"BMS encourages you to align your environmental management systems with the requirements of ISO 14001, and to consider the benefits of certification to that standard," according to a Nov. 5 letter BMS sent to its suppliers. "If you align your organization with ISO 14001 requirements, this would be mutually beneficial."
In addition to supplier letters, other companies reportedly have begun to get inquiries from potential customers about whether they have an EMS. While most of these reports are anecdotal, they indicate that customers may become increasingly concerned that manufacturers of products they use conform to ISO 14001, or a system like it, as part of securing and keeping their business.
Although the standard is still relatively new, observers continue to speculate as to whether it will ever be as popular as ISO 9000, the series of quality management systems that has heightened the profile of the International Organization for Standardization in Geneva, Switzerland. Many believe that it is far too soon to make accurate predictions or draw comparisons between the two standards' acceptance throughout the world. However, if ISO 14000 is to explode around the globe like ISO 9000, one of the keys to that success will be a green supply chain.
American Society for Quality: www.asq.org
CEEM Inc.: www.ceem.com
ISO 14000 and Environmental Management Systems: www.trst.com
Parry, Pam. The Bottom Line: How to Build A Business Case for ISO 14001, St. Lucie Press, November 1999.
Registrar Accreditation Board: www.rabnet.com
The ISO 9000 Network: www.isonet.com
U.S. Department of Energy: www.doe.gov
U.S. Environmental Protection Agency: www.epa.gov
Click here to post comments about this topic, and read what others have to say.
This article appeared in Environmental Protection magazine, Vol. 11, No. 4, p. 56, April 2000.
This article originally appeared in the 04/01/2000 issue of Environmental Protection.
Howard Lentzner, PhD, is a science writer and editor who writes on environmental and energy topics for Sandia National Laboratories.
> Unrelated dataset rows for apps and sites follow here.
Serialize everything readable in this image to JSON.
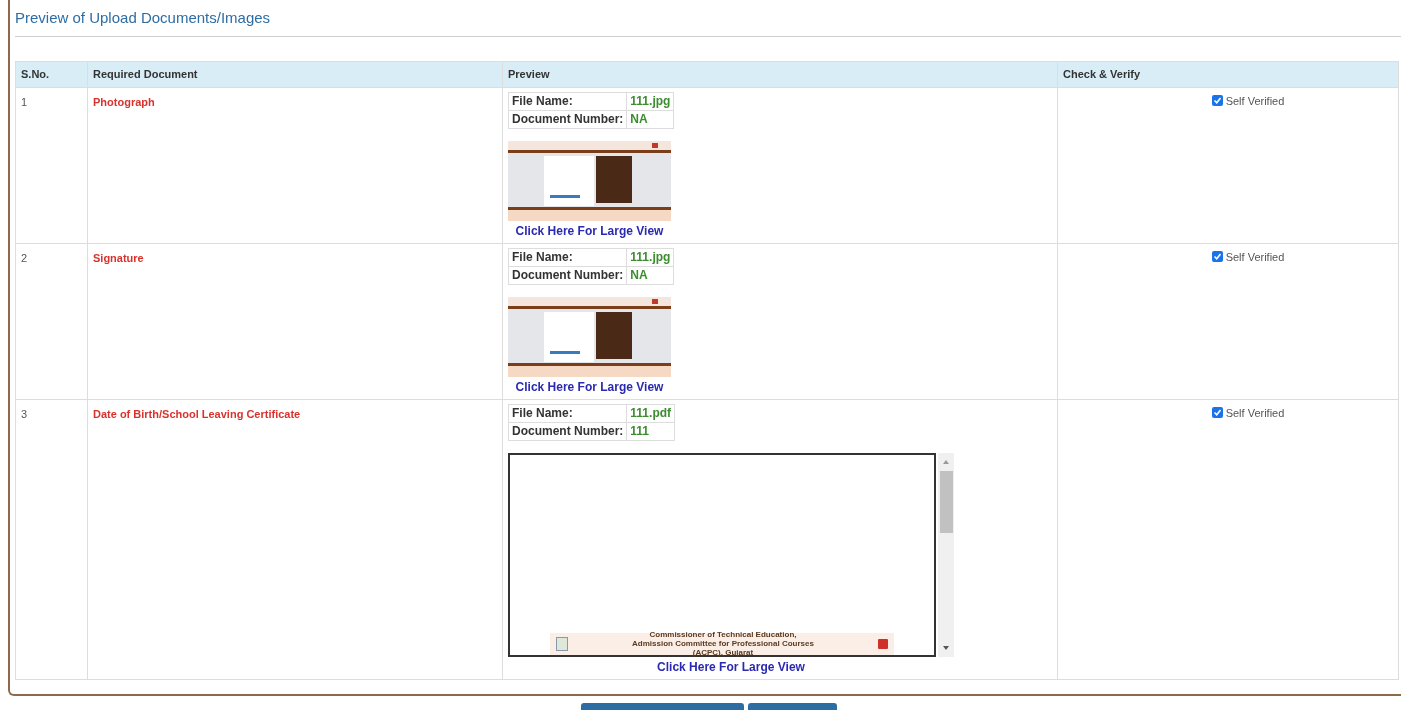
{
  "heading": "Preview of Upload Documents/Images",
  "table": {
    "columns": [
      "S.No.",
      "Required Document",
      "Preview",
      "Check & Verify"
    ],
    "rows": [
      {
        "sno": "1",
        "document": "Photograph",
        "file_name_label": "File Name:",
        "file_name": "111.jpg",
        "doc_number_label": "Document Number:",
        "doc_number": "NA",
        "link": "Click Here For Large View",
        "verify": {
          "label": "Self Verified",
          "checked": true
        }
      },
      {
        "sno": "2",
        "document": "Signature",
        "file_name_label": "File Name:",
        "file_name": "111.jpg",
        "doc_number_label": "Document Number:",
        "doc_number": "NA",
        "link": "Click Here For Large View",
        "verify": {
          "label": "Self Verified",
          "checked": true
        }
      },
      {
        "sno": "3",
        "document": "Date of Birth/School Leaving Certificate",
        "file_name_label": "File Name:",
        "file_name": "111.pdf",
        "doc_number_label": "Document Number:",
        "doc_number": "111",
        "preview": {
          "kind": "pdf",
          "header": "Commissioner of Technical Education, Admission Committee for Professional Courses (ACPC), Gujarat"
        },
        "link": "Click Here For Large View",
        "verify": {
          "label": "Self Verified",
          "checked": true
        }
      }
    ]
  },
  "buttons": [
    {
      "kind": "primary"
    },
    {
      "kind": "primary"
    }
  ]
}
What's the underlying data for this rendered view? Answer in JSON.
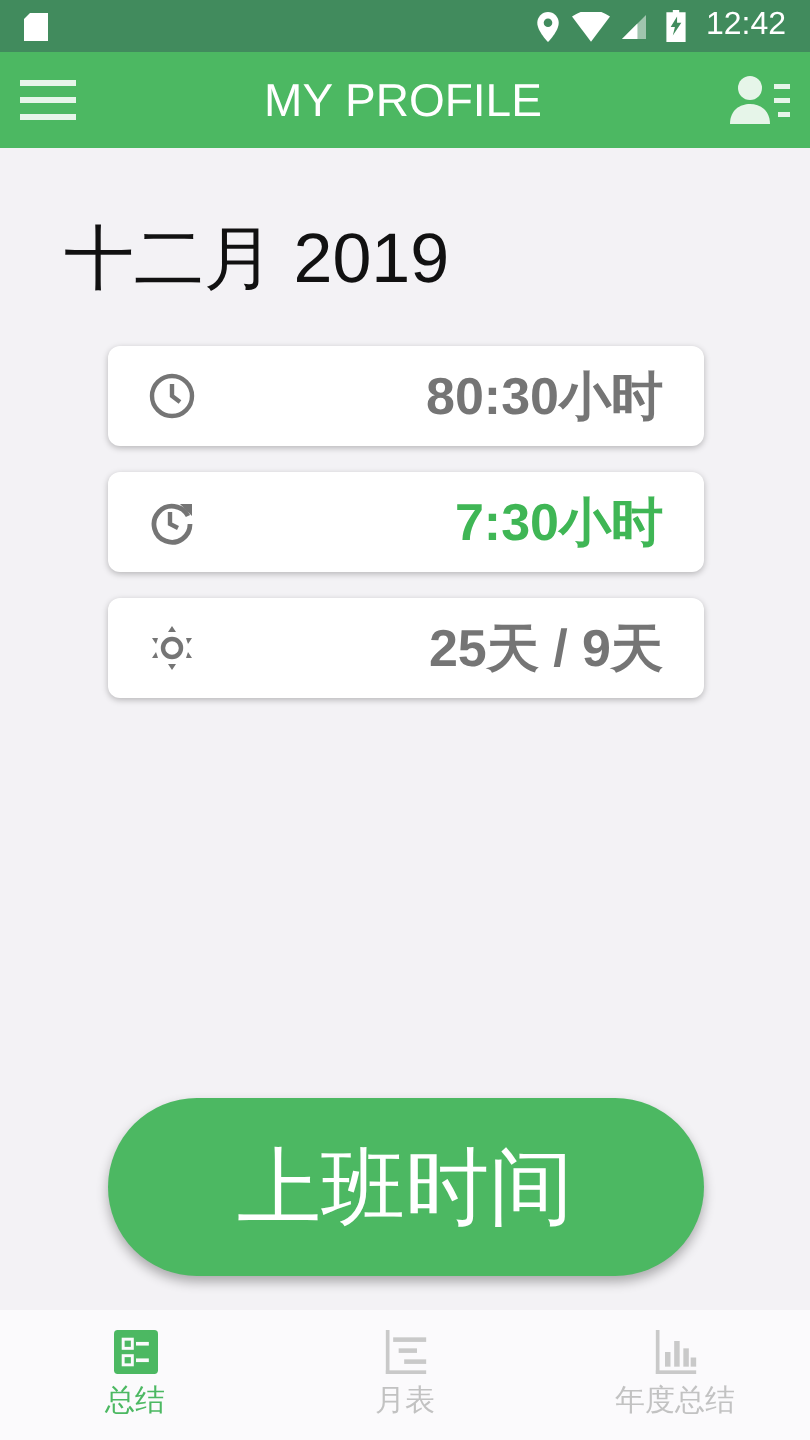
{
  "status_bar": {
    "time": "12:42"
  },
  "app_bar": {
    "title": "MY PROFILE"
  },
  "month_title": "十二月 2019",
  "stats": [
    {
      "kind": "clock",
      "value": "80:30小时",
      "highlighted": false
    },
    {
      "kind": "clock-refresh",
      "value": "7:30小时",
      "highlighted": true
    },
    {
      "kind": "sun",
      "value": "25天 / 9天",
      "highlighted": false
    }
  ],
  "main_button": "上班时间",
  "bottom_nav": [
    {
      "kind": "summary",
      "label": "总结",
      "selected": true
    },
    {
      "kind": "month",
      "label": "月表",
      "selected": false
    },
    {
      "kind": "year",
      "label": "年度总结",
      "selected": false
    }
  ]
}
Physicist Tom Kulp leads the remote imaging team of Ricky Sommers and Karla Armstrong. Sandia Chemist Dahv Kliner, working with the Naval Research Laboratory, developed the fiber amplifier used in the remote imager.